San Juan de los Panetes church

San Juan de los Panetes church and it's leaning tower.

Museum of the Roman Forum of Caesaraugusta



This underground museum is located in the present day La Seo square adjacent to the Plaza del Pilar Square and houses the archaeological remains discovered during excavations carried out between 1988-1991 in this part of the city and which have been preserved at their original site. The architectural structures essentially date back to two stages in the city´s history. The oldest structures date from the foundation of the Roman city, in the time of the Emperor Augustus, and show the remains of a market, drinking water supply pipes, a sewer with its channels and the odd shop wall. From a later date, some thirty years later during the period of the Emperor Tiberius, there are remains of a spacious forum, a large sewer, channels and foundations of a sector of the porticoes and adjoining establishments. 


The forum was the nerve centre of the Roman city, the hub of religious, civil, economic and political life as well as municipal administration. It was generally located at the intersection of the city´s main road axes: Cardus and Decumanus, but in Caesaraugusta the forum was situated nearer to the Ebro, without doubt due to the trade activity which the river generated as a centre for the reception and distribution of different goods.
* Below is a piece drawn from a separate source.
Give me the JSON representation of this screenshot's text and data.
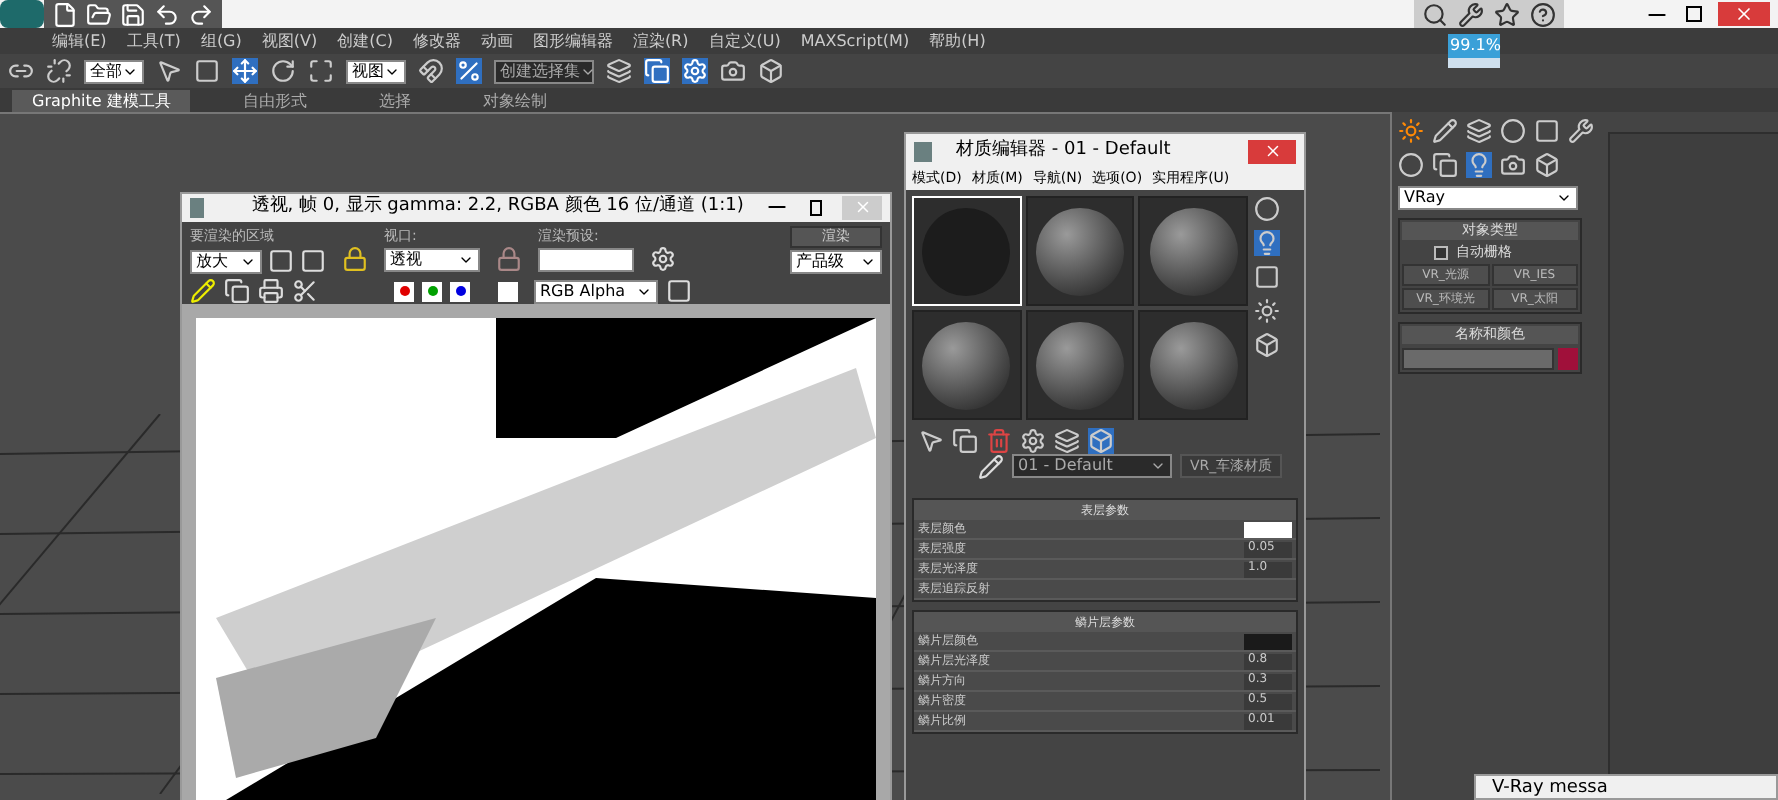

The layout of a forum was planned around a large open space, paved with large slabs and surrounded by one or several porticoes leading to the most significant buildings: the Curia (building of a political nature), the Basilica (legal-administrative nature) and the Temple (religious nature). Alongside these buildings there were taverns, commercial establishments and other buildings related to the administration.

Exploring Zaragoza

Located in the heart of Zaragoza, near the imposing Basilica del Pilar 
and just a few meters from the Central Market. Also close to Zaragoza's cultural and nightlife attractions. This modern hotel and leading venue in Zaragoza for art, culture and leisure, with comfortable designer rooms that will make your stay an enjoyable and unique experience. Be surprised by the unique style of the city. Just a few steps away from the main tourist attractions and with the best leisure facilities in the area. Savour a cocktail on its popular rooftop bar with views over the city while listening to music you will love.

Casa Lac Restaurant

One of the oldest restaurants in Spain, Casa Lac dates all the way back to 1825. Housed in a stunning building that was renovated a century later in 1925, Casa Lac has modernist influences such as wrought-iron staircases and bright, colourful tiles. The top floor, where the restaurant is located, is Elizabethan in style, with patterned wooden floors and beautiful vintage lamps. Today, the restaurant is led by chef Ricardo Gil, who creates delicious and delicate plates with an emphasis on fresh vegetables.

La Pilara Restaurant

La Pilara is definitely one of Zaragoza’s most interesting places to eat, decorated with bright red walls, intricately patterned ceilings, old advertisements and posters, and giant wine corks holding up the bar. It is located in the city’s tapas quarter and is a great place to go for big sharing raciones of classic tapas. Order the crispy breaded calamari, the cod-stuffed peppers or sirloin steak with a bubbly Cava sauce.

Donde Siempre. Fantastic tapas restaurant in Zaragoza, most recommended by the locals.